*TASK BRIEF*
Filter this listing down to the lines that contain the word "Center", and copy them.

*ENTRIES SUPPLIED*
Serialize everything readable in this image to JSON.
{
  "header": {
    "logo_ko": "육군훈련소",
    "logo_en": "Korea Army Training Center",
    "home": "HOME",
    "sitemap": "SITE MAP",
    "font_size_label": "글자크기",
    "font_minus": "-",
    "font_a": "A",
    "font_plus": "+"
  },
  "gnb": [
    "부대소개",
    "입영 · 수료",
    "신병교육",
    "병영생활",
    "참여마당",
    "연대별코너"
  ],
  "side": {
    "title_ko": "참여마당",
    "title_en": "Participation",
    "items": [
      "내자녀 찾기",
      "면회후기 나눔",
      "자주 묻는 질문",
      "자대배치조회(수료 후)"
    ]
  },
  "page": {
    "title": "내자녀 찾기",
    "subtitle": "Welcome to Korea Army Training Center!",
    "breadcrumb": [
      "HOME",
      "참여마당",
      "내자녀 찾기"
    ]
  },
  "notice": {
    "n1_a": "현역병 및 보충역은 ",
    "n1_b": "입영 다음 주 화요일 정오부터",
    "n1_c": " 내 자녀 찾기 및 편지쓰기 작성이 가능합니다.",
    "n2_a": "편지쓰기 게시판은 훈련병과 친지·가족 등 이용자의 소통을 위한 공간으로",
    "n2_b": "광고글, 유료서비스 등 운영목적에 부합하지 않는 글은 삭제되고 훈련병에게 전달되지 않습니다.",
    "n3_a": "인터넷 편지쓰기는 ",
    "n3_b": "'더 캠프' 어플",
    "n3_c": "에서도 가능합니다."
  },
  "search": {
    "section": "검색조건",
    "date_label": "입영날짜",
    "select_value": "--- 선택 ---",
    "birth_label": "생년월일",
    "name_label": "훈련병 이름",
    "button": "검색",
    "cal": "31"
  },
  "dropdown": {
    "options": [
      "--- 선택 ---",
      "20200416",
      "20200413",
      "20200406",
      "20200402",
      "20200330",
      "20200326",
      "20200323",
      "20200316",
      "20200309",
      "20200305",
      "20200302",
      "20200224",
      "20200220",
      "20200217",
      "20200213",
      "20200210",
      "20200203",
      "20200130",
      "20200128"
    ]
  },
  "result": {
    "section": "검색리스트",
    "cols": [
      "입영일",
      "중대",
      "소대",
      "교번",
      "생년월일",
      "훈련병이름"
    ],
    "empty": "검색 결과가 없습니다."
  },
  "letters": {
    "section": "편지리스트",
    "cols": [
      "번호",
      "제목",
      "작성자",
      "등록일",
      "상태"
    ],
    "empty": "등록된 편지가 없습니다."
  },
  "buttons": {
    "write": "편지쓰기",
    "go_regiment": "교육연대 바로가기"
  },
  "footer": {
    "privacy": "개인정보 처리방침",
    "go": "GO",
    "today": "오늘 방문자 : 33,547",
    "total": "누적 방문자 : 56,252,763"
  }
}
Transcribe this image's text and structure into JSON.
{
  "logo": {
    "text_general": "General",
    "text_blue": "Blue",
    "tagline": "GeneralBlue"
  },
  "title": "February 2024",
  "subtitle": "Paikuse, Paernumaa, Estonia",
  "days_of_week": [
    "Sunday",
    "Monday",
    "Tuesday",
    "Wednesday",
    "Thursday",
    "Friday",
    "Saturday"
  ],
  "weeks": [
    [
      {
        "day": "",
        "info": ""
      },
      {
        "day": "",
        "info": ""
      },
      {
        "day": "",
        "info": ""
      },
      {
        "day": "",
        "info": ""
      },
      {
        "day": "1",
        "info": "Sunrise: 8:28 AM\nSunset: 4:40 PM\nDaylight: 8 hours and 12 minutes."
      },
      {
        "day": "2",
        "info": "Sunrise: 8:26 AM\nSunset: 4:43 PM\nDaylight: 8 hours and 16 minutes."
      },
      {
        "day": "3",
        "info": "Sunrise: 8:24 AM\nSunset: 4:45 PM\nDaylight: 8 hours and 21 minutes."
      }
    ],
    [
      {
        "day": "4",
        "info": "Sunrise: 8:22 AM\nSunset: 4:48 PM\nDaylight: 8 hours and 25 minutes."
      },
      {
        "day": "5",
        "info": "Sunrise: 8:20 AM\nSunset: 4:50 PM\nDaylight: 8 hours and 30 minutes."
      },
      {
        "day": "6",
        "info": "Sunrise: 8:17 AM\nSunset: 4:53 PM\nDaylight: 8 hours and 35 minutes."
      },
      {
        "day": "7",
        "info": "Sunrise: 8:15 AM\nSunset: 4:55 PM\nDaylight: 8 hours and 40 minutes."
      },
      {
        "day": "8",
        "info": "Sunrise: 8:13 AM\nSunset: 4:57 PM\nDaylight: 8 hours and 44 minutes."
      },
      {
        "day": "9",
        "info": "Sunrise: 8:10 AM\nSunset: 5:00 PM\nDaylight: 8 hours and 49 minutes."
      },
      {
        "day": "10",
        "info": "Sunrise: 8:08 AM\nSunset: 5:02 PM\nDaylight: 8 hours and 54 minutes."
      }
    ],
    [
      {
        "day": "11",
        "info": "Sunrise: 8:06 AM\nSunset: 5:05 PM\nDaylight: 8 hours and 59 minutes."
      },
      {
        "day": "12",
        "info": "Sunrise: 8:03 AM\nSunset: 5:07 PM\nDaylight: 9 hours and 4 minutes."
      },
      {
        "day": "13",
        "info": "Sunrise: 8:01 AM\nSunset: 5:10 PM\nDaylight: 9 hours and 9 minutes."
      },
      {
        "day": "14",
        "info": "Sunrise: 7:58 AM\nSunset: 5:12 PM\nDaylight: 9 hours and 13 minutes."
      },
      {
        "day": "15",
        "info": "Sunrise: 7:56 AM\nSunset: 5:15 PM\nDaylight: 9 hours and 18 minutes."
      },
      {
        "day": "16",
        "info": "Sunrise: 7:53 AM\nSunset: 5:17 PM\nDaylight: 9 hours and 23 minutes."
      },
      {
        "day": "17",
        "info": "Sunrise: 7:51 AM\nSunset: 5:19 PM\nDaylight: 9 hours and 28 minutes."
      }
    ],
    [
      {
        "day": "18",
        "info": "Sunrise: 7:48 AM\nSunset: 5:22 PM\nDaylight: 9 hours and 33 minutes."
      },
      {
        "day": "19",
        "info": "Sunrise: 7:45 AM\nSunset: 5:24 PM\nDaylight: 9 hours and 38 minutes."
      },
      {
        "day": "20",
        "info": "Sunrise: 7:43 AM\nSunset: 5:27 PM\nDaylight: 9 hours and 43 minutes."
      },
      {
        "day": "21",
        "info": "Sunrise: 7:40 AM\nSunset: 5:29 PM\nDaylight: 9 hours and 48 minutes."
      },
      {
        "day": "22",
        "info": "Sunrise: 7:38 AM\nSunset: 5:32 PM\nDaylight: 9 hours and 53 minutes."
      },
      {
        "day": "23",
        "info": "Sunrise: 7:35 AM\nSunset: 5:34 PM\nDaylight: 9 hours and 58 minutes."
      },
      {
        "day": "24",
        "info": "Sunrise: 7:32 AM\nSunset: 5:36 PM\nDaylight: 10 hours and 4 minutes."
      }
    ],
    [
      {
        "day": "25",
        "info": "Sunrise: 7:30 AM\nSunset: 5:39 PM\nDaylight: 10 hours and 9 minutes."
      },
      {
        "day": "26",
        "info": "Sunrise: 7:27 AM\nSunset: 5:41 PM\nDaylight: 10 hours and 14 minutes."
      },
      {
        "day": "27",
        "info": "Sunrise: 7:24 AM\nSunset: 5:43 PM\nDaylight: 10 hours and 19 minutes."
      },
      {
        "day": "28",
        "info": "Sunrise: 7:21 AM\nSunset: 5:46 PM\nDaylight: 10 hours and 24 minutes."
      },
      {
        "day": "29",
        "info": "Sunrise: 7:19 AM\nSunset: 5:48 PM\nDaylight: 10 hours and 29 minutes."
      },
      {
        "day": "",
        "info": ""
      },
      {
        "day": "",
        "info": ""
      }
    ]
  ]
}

*EXERCISE OUTPUT*
    "logo_en": "Korea Army Training Center",
    "subtitle": "Welcome to Korea Army Training Center!",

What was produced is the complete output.